- **Records from a collection**
---------------

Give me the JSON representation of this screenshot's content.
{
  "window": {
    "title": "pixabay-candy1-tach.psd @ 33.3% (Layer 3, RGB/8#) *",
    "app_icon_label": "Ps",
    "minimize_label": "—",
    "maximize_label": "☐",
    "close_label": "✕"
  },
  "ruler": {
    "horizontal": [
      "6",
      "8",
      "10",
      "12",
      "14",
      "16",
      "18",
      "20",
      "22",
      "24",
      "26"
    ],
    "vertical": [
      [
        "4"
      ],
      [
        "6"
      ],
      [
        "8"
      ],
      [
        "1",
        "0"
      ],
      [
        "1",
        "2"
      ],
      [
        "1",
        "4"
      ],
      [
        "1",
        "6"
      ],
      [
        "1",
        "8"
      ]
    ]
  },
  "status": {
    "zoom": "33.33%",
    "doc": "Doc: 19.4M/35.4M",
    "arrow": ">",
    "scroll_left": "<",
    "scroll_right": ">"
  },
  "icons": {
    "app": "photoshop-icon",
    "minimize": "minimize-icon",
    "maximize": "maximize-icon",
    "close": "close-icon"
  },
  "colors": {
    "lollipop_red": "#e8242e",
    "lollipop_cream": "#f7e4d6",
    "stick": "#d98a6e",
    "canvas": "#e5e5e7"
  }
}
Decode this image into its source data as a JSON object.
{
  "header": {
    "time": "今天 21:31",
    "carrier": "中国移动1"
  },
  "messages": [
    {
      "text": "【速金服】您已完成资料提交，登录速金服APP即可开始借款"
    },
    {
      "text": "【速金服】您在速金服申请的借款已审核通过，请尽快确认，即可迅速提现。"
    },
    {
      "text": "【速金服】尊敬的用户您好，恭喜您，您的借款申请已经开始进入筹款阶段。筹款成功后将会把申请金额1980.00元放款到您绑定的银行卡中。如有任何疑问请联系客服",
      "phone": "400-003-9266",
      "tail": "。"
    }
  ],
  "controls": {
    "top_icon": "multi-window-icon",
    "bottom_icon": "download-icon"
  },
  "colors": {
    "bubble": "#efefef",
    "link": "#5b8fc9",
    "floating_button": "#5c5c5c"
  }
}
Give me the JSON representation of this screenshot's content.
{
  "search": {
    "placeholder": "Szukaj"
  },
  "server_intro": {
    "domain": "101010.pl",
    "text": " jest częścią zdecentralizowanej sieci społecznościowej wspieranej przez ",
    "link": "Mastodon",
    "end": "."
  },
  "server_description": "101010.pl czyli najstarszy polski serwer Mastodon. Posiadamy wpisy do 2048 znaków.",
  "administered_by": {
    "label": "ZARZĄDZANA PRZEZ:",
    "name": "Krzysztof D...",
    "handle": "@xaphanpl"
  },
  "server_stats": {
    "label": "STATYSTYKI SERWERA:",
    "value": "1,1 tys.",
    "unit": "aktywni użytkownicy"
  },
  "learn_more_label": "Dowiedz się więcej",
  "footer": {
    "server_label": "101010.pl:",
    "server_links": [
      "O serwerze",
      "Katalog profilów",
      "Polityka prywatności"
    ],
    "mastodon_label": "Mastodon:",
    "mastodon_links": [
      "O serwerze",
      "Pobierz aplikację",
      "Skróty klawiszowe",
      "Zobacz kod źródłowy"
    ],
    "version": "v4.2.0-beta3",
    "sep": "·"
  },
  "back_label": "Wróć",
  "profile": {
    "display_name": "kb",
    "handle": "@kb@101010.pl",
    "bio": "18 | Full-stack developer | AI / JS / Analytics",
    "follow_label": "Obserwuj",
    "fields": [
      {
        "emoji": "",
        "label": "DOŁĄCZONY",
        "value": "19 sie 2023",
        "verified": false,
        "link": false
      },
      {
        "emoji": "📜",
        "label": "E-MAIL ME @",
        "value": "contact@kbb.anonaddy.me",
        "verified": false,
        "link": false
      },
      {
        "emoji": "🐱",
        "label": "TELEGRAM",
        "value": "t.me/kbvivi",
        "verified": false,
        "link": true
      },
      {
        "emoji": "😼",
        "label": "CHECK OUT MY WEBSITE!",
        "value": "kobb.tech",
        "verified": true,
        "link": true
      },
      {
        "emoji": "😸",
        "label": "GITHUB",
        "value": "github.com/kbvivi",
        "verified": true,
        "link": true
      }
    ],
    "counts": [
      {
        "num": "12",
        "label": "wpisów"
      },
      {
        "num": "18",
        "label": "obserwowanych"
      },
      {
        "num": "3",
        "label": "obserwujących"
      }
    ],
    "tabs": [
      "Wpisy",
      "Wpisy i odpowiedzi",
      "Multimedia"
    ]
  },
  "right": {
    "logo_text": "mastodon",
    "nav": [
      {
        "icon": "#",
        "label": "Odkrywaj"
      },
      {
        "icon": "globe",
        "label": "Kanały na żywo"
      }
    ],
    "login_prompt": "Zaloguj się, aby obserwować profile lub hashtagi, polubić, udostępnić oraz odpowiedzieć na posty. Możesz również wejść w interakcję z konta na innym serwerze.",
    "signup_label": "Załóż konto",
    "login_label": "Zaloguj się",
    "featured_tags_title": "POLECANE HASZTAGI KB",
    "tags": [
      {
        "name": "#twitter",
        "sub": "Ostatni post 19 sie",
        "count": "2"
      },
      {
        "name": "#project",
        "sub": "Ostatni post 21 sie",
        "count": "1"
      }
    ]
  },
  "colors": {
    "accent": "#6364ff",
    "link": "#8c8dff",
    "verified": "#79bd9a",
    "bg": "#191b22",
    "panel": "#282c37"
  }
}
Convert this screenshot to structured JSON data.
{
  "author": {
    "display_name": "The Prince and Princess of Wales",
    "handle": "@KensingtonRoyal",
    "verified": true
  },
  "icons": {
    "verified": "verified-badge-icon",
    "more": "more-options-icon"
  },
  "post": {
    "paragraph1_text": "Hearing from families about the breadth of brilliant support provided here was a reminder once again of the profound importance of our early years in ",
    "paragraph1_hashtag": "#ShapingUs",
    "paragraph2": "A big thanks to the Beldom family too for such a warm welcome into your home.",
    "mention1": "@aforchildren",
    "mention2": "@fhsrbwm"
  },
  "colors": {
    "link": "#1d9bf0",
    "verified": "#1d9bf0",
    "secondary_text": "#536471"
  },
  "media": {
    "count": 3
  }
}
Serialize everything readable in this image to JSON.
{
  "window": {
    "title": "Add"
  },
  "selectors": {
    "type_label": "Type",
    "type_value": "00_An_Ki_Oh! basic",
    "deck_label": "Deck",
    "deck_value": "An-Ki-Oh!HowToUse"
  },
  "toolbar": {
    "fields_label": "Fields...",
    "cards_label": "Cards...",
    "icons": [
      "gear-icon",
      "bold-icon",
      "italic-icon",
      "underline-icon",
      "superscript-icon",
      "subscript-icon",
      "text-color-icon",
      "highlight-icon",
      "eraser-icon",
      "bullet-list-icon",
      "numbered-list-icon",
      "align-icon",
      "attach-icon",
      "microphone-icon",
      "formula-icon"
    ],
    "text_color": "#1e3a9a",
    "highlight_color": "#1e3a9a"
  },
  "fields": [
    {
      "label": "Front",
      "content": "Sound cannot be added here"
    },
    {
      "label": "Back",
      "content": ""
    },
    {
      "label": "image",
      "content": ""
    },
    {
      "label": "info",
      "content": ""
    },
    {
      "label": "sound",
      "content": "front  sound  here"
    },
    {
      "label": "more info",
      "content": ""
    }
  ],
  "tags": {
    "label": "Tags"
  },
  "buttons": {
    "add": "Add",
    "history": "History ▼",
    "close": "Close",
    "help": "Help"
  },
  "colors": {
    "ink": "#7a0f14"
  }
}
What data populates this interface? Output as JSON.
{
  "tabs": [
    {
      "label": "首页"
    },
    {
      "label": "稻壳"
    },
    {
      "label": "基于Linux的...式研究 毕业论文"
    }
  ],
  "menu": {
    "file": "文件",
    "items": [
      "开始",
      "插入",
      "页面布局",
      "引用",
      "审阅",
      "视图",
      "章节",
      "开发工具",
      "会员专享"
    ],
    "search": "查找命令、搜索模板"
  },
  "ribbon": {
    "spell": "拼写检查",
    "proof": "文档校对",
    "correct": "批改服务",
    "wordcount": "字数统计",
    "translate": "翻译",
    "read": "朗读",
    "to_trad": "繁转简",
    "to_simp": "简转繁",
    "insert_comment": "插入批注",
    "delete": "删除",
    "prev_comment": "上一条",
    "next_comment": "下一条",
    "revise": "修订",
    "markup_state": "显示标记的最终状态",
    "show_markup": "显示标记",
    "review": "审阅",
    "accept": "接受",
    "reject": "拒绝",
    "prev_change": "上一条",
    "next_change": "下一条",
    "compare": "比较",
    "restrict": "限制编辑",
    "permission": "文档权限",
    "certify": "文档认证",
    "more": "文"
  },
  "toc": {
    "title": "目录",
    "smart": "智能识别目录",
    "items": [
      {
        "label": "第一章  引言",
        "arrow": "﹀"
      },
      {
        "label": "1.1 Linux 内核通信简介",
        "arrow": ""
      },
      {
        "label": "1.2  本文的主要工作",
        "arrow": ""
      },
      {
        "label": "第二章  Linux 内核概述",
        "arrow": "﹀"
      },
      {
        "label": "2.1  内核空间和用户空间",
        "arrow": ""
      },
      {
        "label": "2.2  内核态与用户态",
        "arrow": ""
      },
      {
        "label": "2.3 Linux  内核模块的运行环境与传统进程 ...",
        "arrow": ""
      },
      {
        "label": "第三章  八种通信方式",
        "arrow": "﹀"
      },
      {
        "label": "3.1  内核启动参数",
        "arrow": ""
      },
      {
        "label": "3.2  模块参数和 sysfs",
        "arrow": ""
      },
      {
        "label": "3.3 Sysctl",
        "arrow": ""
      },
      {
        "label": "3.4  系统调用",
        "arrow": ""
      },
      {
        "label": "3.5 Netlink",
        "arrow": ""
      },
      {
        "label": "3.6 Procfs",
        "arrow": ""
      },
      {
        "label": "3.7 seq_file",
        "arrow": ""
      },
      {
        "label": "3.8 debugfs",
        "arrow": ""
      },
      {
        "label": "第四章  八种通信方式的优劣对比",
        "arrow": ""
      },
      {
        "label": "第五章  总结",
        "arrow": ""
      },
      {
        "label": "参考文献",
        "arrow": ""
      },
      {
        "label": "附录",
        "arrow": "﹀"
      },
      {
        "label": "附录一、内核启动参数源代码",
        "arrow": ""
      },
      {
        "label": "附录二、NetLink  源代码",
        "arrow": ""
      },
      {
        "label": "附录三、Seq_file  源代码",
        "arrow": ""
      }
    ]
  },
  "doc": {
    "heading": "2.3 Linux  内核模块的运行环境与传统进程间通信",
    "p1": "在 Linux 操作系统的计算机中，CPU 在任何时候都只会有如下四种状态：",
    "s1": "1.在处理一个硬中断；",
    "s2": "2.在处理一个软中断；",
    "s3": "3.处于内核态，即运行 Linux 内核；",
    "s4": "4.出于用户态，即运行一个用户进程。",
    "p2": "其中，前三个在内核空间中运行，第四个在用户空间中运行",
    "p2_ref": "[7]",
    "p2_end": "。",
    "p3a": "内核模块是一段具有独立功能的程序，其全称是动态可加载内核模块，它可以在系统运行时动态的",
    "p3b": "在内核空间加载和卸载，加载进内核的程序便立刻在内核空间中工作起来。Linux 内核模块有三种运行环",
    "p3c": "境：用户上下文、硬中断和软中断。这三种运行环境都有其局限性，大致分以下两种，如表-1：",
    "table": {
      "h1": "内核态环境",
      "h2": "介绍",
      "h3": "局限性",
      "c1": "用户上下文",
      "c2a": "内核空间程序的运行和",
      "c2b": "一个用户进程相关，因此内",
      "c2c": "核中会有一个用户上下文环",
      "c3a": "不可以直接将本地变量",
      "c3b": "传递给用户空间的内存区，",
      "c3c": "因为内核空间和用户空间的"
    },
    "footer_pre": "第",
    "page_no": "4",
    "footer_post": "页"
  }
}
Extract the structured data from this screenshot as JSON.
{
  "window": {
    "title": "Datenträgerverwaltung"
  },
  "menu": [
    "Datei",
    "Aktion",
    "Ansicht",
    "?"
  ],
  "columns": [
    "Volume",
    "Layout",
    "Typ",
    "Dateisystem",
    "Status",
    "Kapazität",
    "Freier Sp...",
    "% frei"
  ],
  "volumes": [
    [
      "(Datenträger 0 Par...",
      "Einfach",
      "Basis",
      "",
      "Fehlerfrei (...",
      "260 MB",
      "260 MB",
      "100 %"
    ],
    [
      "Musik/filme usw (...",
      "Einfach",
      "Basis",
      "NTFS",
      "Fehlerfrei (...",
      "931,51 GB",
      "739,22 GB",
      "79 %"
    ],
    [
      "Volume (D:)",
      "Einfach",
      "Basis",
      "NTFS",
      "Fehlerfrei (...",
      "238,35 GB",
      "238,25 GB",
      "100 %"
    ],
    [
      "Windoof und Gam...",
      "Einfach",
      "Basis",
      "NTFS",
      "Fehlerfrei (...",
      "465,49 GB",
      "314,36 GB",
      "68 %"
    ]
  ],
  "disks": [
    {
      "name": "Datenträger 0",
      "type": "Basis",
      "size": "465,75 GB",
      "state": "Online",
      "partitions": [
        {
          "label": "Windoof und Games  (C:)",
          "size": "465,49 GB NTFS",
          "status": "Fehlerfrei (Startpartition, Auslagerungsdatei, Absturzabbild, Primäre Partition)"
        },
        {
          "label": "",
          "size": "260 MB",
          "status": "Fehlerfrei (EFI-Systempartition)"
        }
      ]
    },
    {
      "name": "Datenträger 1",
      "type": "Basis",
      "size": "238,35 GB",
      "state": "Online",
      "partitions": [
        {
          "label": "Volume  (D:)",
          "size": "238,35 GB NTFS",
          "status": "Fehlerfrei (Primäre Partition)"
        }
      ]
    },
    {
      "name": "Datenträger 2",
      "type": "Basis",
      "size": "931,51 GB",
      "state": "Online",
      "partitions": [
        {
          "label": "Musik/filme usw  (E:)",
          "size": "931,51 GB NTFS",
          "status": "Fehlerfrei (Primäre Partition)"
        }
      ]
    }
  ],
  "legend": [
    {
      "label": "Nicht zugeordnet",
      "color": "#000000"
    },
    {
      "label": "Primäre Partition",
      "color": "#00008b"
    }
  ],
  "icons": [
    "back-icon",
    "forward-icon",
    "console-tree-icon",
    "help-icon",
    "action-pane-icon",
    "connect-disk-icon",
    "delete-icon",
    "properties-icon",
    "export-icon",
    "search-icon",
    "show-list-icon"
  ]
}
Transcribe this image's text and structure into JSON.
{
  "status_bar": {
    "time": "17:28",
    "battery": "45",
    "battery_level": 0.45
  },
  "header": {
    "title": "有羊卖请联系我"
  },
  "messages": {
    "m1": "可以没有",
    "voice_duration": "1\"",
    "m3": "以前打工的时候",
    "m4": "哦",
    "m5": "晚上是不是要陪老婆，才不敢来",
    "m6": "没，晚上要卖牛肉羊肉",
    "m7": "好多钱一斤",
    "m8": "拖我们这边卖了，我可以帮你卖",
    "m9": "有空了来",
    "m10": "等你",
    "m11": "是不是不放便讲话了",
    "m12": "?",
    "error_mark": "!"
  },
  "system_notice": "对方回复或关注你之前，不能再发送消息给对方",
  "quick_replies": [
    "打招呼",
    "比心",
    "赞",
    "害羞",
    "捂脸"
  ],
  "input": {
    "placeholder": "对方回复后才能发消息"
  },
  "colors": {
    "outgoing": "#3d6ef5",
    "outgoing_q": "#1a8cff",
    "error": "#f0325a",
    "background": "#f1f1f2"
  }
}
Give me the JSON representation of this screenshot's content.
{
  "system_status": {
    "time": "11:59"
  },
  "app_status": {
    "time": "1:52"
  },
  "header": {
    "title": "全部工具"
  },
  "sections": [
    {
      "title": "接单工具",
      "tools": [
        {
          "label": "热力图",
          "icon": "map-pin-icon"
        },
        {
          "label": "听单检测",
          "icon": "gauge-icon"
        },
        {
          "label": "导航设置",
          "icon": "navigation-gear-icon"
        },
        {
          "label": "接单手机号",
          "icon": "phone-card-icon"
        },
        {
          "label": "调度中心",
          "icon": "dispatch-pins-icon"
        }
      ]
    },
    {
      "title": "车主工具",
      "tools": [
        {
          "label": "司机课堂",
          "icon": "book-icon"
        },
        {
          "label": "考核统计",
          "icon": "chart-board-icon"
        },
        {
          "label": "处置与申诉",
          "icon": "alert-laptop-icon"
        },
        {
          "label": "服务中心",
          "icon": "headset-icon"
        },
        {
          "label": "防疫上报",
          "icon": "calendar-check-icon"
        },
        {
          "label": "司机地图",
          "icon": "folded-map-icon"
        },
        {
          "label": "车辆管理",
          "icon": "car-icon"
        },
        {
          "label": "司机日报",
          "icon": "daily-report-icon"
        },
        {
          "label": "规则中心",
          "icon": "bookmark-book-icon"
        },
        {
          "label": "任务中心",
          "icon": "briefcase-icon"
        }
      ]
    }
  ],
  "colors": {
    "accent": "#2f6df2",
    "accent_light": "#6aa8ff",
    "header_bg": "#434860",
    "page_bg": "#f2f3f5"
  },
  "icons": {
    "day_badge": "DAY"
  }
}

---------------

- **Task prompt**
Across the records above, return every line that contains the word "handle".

- **Output**
    "handle": "@xaphanpl"
    "handle": "@kb@101010.pl",
    "handle": "@KensingtonRoyal",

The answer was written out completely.